Perth and District Food Bank in Perth, Ontario has provided emergency food access to its low-income community for 15 years. With the mission of increasing access to healthy food in a way that maintains dignity, builds community and challenges inequality, the organization provides community meals, cooking and gardening classes and peer advocacy. The Gardens for Good Grant will contribute to an 8000-square-foot organic fruit and vegetable garden and to teaching gardening and food growing to low income community members, including demonstrating the use of environmentally-sustainable practices, such as rainwater harvesting, bicycle technology, and composting.

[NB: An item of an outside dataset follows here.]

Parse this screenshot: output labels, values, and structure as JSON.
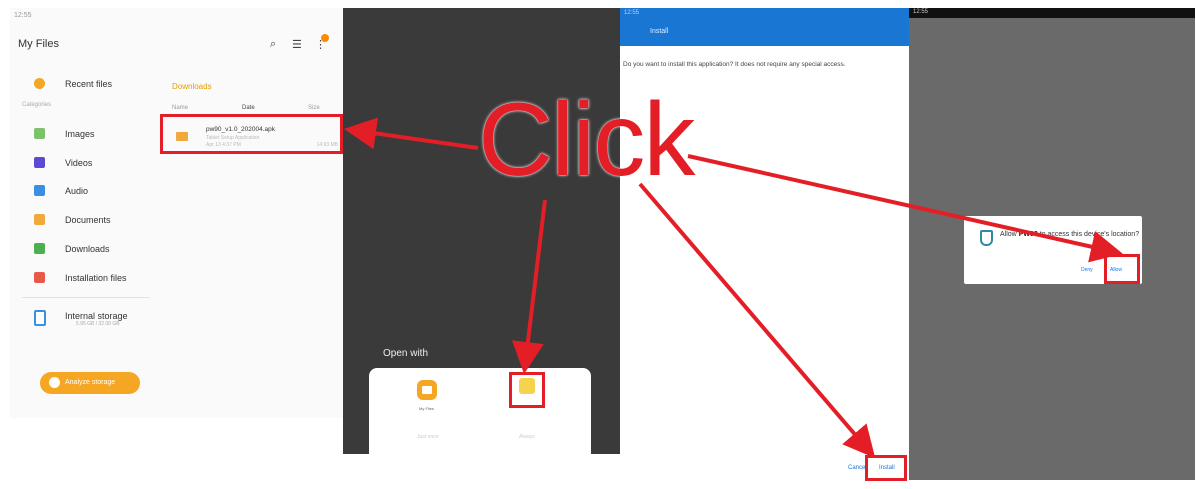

CAPI is a Minneapolis-based organization focused on social justice and anti-poverty initiatives among immigrants and refugees in the Twin Cities. They support their community in many different ways, from providing gardening tools and supplies, to securing site permissions and assisting residents in preparing the community garden site for planting. The Gardens for Good Grant will help CAPI create new gardens in poverty-stricken neighborhoods and make improvements to existing gardens. A portion of the gardeners’ harvest will also benefit the wider community through CAPI’s Food Shelf and Elder Care program.
GroW Gardens is a volunteer-led program at Washington D.C.’s George Washington University. Harvests from the gardens serve local Miriam’s Kitchen, a social service agency that provides nutritious meals, case management, and art therapy to local homeless and at-risk citizens. The Gardens for Good Grant will help enhance the existing garden infrastructure and expand the project to other sites in order to maximize yields and serve more people.

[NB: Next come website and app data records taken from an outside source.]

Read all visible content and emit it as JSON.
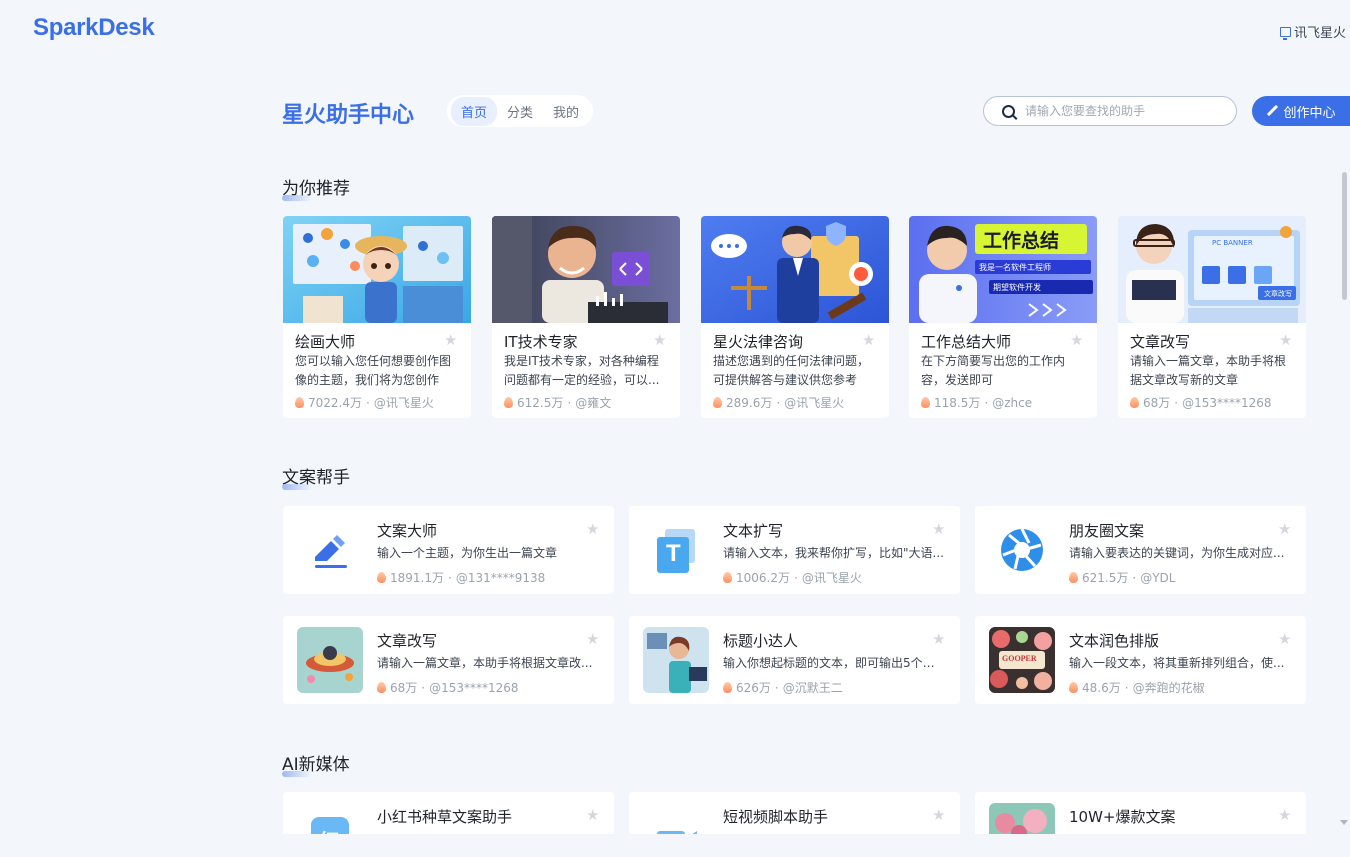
{
  "brand": "SparkDesk",
  "top_right": "讯飞星火",
  "header": {
    "title": "星火助手中心",
    "tabs": [
      "首页",
      "分类",
      "我的"
    ],
    "search_placeholder": "请输入您要查找的助手",
    "create_label": "创作中心"
  },
  "sections": {
    "recommend": "为你推荐",
    "copywriting": "文案帮手",
    "ai_media": "AI新媒体"
  },
  "recommend": [
    {
      "name": "绘画大师",
      "desc": "您可以输入您任何想要创作图像的主题，我们将为您创作",
      "hot": "7022.4万",
      "author": "@讯飞星火"
    },
    {
      "name": "IT技术专家",
      "desc": "我是IT技术专家，对各种编程问题都有一定的经验，可以...",
      "hot": "612.5万",
      "author": "@雍文"
    },
    {
      "name": "星火法律咨询",
      "desc": "描述您遇到的任何法律问题，可提供解答与建议供您参考",
      "hot": "289.6万",
      "author": "@讯飞星火"
    },
    {
      "name": "工作总结大师",
      "desc": "在下方简要写出您的工作内容，发送即可",
      "hot": "118.5万",
      "author": "@zhce"
    },
    {
      "name": "文章改写",
      "desc": "请输入一篇文章，本助手将根据文章改写新的文章",
      "hot": "68万",
      "author": "@153****1268"
    }
  ],
  "recommend_banner_text": {
    "work_title": "工作总结",
    "work_line1": "我是一名软件工程师",
    "work_line2": "期望软件开发",
    "pc_banner": "PC BANNER",
    "article_rewrite": "文章改写"
  },
  "copywriting": [
    {
      "name": "文案大师",
      "desc": "输入一个主题，为你生出一篇文章",
      "hot": "1891.1万",
      "author": "@131****9138"
    },
    {
      "name": "文本扩写",
      "desc": "请输入文本，我来帮你扩写，比如\"大语...",
      "hot": "1006.2万",
      "author": "@讯飞星火"
    },
    {
      "name": "朋友圈文案",
      "desc": "请输入要表达的关键词，为你生成对应...",
      "hot": "621.5万",
      "author": "@YDL"
    },
    {
      "name": "文章改写",
      "desc": "请输入一篇文章，本助手将根据文章改...",
      "hot": "68万",
      "author": "@153****1268"
    },
    {
      "name": "标题小达人",
      "desc": "输入你想起标题的文本，即可输出5个文...",
      "hot": "626万",
      "author": "@沉默王二"
    },
    {
      "name": "文本润色排版",
      "desc": "输入一段文本，将其重新排列组合，使...",
      "hot": "48.6万",
      "author": "@奔跑的花椒"
    }
  ],
  "ai_media": [
    {
      "name": "小红书种草文案助手"
    },
    {
      "name": "短视频脚本助手"
    },
    {
      "name": "10W+爆款文案"
    }
  ],
  "icon_text": {
    "textbox_t": "T",
    "red_book": "红",
    "gooper": "GOOPER"
  }
}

The Hamilton Community Garden Network (HCGN) is a vibrant but small group of committed garden enthusiasts who provide a wide array of support to emerging and established community gardens in Hamilton, Ontario. The Gardens for Good Grant will be used to fund Oliver’s Garden Project, a program that provides individual citizens with the knowledge and resources needed to share the organic produce from their backyard with the wider community.

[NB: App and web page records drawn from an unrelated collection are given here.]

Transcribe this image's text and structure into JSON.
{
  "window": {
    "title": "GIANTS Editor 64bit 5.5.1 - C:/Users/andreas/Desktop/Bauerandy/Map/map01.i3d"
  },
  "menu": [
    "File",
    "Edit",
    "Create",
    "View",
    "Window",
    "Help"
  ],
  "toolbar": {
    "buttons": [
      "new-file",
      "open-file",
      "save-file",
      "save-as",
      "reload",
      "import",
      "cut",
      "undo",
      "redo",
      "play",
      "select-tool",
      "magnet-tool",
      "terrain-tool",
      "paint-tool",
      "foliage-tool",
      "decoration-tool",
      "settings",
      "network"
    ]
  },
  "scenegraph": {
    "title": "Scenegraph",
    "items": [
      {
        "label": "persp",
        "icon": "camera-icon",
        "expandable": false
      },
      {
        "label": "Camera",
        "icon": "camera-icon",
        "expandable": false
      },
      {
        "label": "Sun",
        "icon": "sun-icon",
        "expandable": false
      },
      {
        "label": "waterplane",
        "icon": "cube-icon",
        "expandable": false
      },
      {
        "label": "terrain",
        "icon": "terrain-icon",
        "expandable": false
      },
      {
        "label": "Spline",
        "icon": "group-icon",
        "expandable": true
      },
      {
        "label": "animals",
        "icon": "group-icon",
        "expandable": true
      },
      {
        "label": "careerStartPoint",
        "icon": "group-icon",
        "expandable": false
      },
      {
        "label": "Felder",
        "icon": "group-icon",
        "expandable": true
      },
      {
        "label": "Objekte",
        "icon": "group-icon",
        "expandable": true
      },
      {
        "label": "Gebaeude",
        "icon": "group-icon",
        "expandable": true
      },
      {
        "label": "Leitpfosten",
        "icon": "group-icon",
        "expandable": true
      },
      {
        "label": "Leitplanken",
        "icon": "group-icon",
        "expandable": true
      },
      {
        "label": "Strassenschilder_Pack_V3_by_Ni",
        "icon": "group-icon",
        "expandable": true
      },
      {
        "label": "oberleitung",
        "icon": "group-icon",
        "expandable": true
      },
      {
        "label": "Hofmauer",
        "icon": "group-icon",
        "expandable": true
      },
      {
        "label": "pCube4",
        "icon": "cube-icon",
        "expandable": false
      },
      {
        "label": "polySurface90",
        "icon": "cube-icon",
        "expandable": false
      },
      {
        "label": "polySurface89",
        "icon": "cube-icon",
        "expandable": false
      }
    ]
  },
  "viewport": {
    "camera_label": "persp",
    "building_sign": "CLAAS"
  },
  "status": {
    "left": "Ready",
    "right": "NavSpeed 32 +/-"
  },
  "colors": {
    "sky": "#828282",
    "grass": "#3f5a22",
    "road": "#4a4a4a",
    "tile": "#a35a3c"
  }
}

Vallejo People’s Garden is a community coalition grown out of hard times following the closure of their city’s Naval Shipyard and enduring struggle with the economic downturn. The grant will allow the coalition, comprised of volunteers from the Global Center for Success, the Betty Frank Senior Lunch Program, Community Action Partnership Solano, and the Regional Office of the USDA Forest Service, to create a “People’s Garden” which will provide fresh organic produce for the area’s homeless and needy. The garden will also serve the people of Vallejo as an outdoor classroom and a community hub for all ages.
The Damayan Garden Project’s mission is to promote sustainable, local food production and sow the seeds of healthy living and ecological awareness through hands-on gardening activities. The organization plans to use Nature’s Path’s grant to fund a garden that would contribute to local food drives, help teach children where food comes from, inspire enthusiasm about healthy eating, re-establish a lacking sense of community and encourage people to take control of what they eat.